## The task
Supply the number of lines below containing "JSON", nothing else.

<<<<

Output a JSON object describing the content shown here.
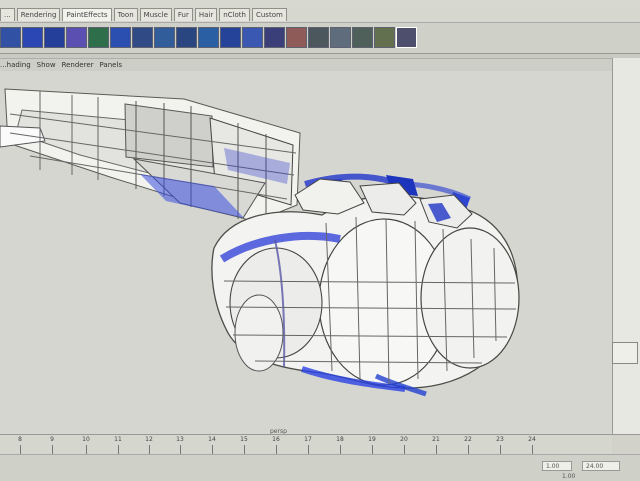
{
  "shelf_tabs": [
    "...",
    "Rendering",
    "PaintEffects",
    "Toon",
    "Muscle",
    "Fur",
    "Hair",
    "nCloth",
    "Custom"
  ],
  "shelf_tab_display": [
    {
      "label": "..."
    },
    {
      "label": "Rendering"
    },
    {
      "label": "PaintEffects"
    },
    {
      "label": "Toon"
    },
    {
      "label": "Muscle"
    },
    {
      "label": "Fur"
    },
    {
      "label": "Hair"
    },
    {
      "label": "nCloth"
    },
    {
      "label": "Custom"
    }
  ],
  "panel_menu": [
    "...hading",
    "Show",
    "Renderer",
    "Panels"
  ],
  "viewport": {
    "camera_label": "persp"
  },
  "timeline": {
    "ticks": [
      8,
      9,
      10,
      11,
      12,
      13,
      14,
      15,
      16,
      17,
      18,
      19,
      20,
      21,
      22,
      23,
      24
    ],
    "current_frame": "1.00"
  },
  "range": {
    "start": "1.00",
    "end": "24.00"
  },
  "colors": {
    "accent": "#1f3ad8",
    "mesh": "#f3f3f1",
    "panel": "#cfd0c8"
  }
}
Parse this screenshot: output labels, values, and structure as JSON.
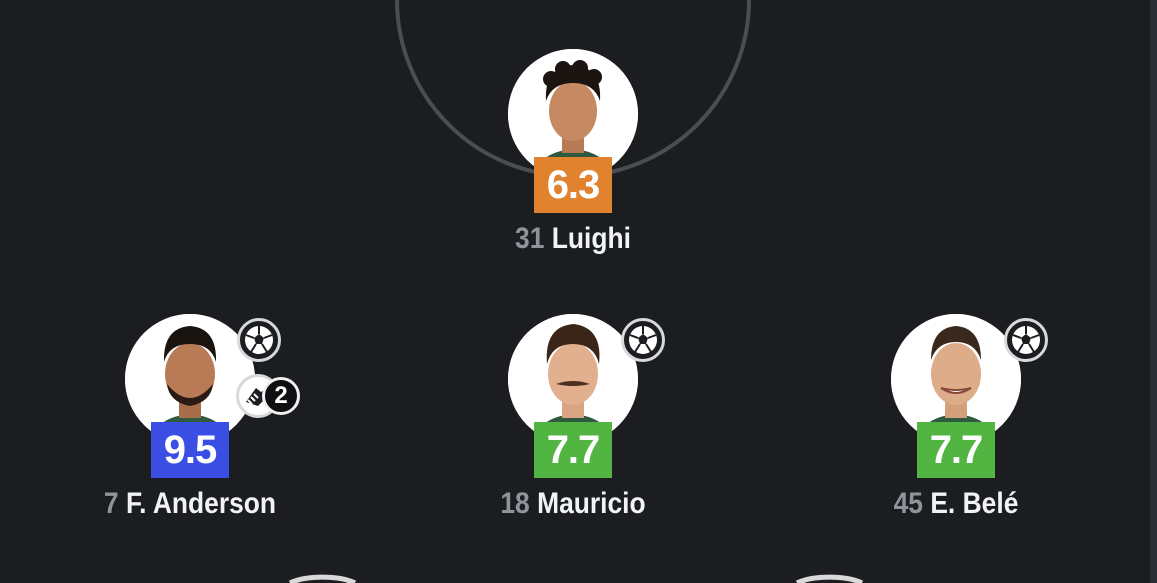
{
  "colors": {
    "background": "#1b1d21",
    "rating_orange": "#e0822e",
    "rating_green": "#52b541",
    "rating_blue": "#3a4ee4",
    "number_gray": "#8f949b",
    "name_white": "#f2f3f5"
  },
  "players": [
    {
      "number": "31",
      "name": "Luighi",
      "rating": "6.3",
      "rating_color": "#e0822e",
      "icons": []
    },
    {
      "number": "7",
      "name": "F. Anderson",
      "rating": "9.5",
      "rating_color": "#3a4ee4",
      "icons": [
        "ball-icon",
        "boot-assist-icon"
      ],
      "assist_count": "2"
    },
    {
      "number": "18",
      "name": "Mauricio",
      "rating": "7.7",
      "rating_color": "#52b541",
      "icons": [
        "ball-icon"
      ]
    },
    {
      "number": "45",
      "name": "E. Belé",
      "rating": "7.7",
      "rating_color": "#52b541",
      "icons": [
        "ball-icon"
      ]
    }
  ]
}
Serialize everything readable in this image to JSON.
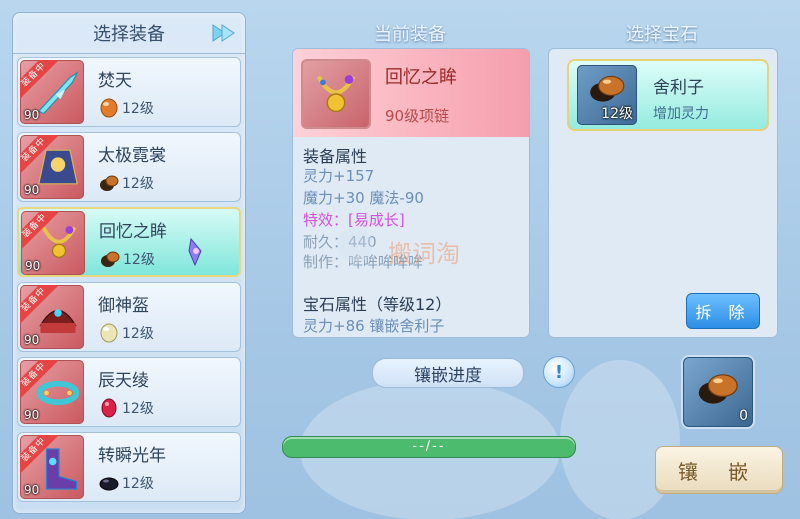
{
  "left": {
    "title": "选择装备",
    "items": [
      {
        "name": "焚天",
        "level": "90",
        "gem_level": "12级",
        "tag": "装备中",
        "gem_color": "#e07c2a"
      },
      {
        "name": "太极霓裳",
        "level": "90",
        "gem_level": "12级",
        "tag": "装备中",
        "gem_color": "#7a4a22"
      },
      {
        "name": "回忆之眸",
        "level": "90",
        "gem_level": "12级",
        "tag": "装备中",
        "gem_color": "#7a4a22",
        "selected": true
      },
      {
        "name": "御神盔",
        "level": "90",
        "gem_level": "12级",
        "tag": "装备中",
        "gem_color": "#e8e2b0"
      },
      {
        "name": "辰天绫",
        "level": "90",
        "gem_level": "12级",
        "tag": "装备中",
        "gem_color": "#d8224a"
      },
      {
        "name": "转瞬光年",
        "level": "90",
        "gem_level": "12级",
        "tag": "装备中",
        "gem_color": "#1a1a2a"
      }
    ]
  },
  "middle": {
    "title": "当前装备",
    "equip_name": "回忆之眸",
    "equip_sub": "90级项链",
    "attr_title": "装备属性",
    "attrs": [
      "灵力+157",
      "魔力+30 魔法-90"
    ],
    "special": "特效：[易成长]",
    "durability": "耐久：440",
    "maker": "制作：哞哞哞哞哞",
    "gem_attr_title": "宝石属性（等级12）",
    "gem_attr": "灵力+86 镶嵌舍利子",
    "watermark": "搬词淘"
  },
  "progress": {
    "label": "镶嵌进度",
    "info_icon": "!",
    "text": "--/--",
    "fraction": 0
  },
  "right": {
    "title": "选择宝石",
    "gem_name": "舍利子",
    "gem_level": "12级",
    "gem_desc": "增加灵力",
    "remove_label": "拆 除",
    "slot_count": "0",
    "embed_label": "镶 嵌"
  }
}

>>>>

## Solution
3